__About this exercise__. Omitting the pictures, restate all of the entries below exactly.

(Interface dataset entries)
---------------

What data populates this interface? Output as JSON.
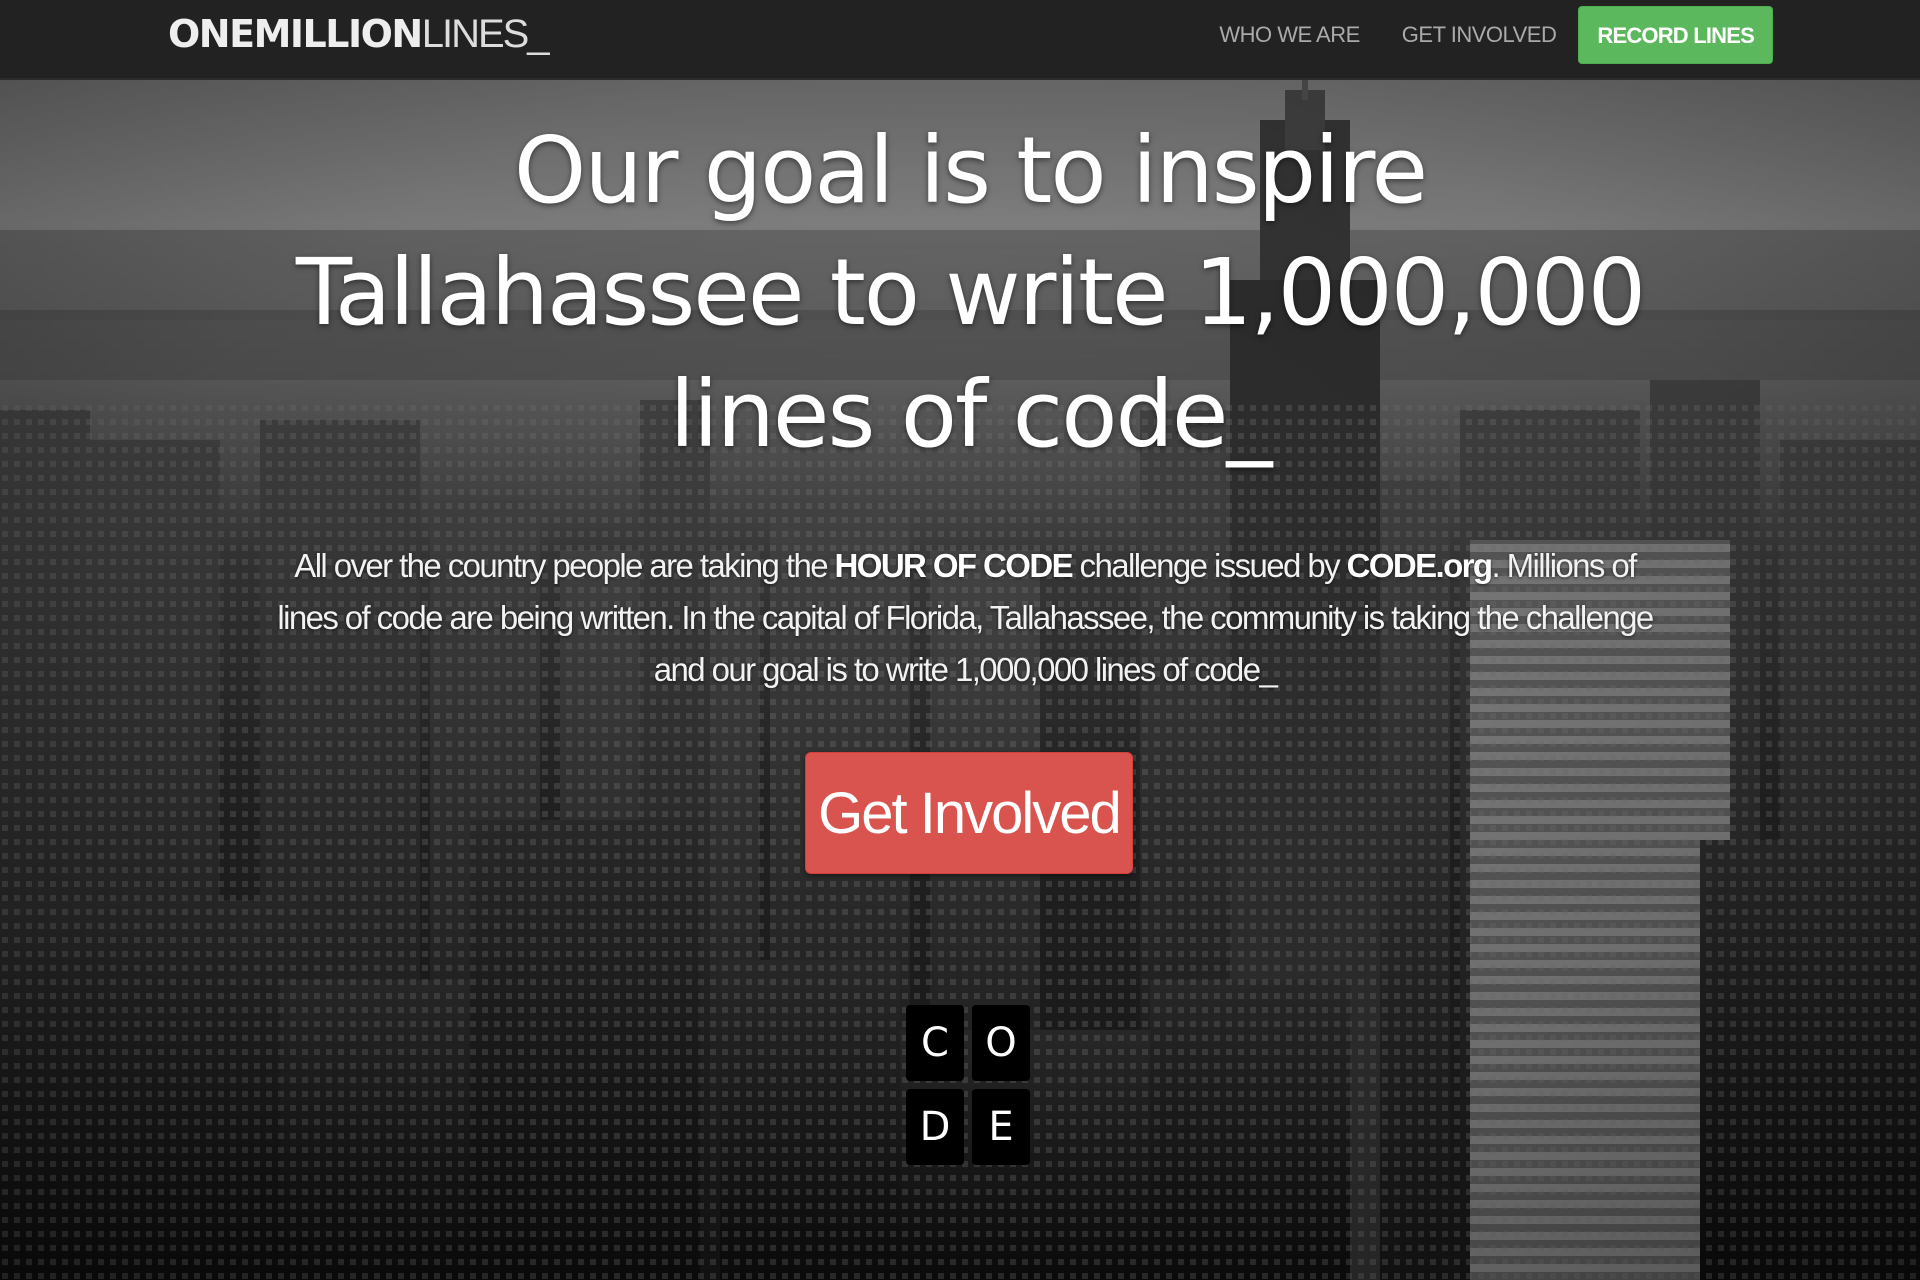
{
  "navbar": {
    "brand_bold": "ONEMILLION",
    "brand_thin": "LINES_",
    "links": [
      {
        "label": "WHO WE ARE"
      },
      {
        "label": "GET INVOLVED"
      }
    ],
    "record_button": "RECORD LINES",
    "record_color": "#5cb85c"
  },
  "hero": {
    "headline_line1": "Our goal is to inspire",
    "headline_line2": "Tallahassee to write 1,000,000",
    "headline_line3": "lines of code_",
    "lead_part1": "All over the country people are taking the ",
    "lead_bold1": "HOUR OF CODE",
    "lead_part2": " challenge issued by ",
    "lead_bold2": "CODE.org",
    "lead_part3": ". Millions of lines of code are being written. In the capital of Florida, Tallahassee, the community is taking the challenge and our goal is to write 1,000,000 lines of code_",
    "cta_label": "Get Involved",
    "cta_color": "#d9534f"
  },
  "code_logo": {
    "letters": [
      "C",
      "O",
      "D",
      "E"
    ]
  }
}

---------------

__Solution to this problem__.
What data populates this interface? Output as JSON.
{
  "navbar": {
    "brand_bold": "ONEMILLION",
    "brand_thin": "LINES_",
    "links": [
      {
        "label": "WHO WE ARE"
      },
      {
        "label": "GET INVOLVED"
      }
    ],
    "record_button": "RECORD LINES",
    "record_color": "#5cb85c"
  },
  "hero": {
    "headline_line1": "Our goal is to inspire",
    "headline_line2": "Tallahassee to write 1,000,000",
    "headline_line3": "lines of code_",
    "lead_part1": "All over the country people are taking the ",
    "lead_bold1": "HOUR OF CODE",
    "lead_part2": " challenge issued by ",
    "lead_bold2": "CODE.org",
    "lead_part3": ". Millions of lines of code are being written. In the capital of Florida, Tallahassee, the community is taking the challenge and our goal is to write 1,000,000 lines of code_",
    "cta_label": "Get Involved",
    "cta_color": "#d9534f"
  },
  "code_logo": {
    "letters": [
      "C",
      "O",
      "D",
      "E"
    ]
  }
}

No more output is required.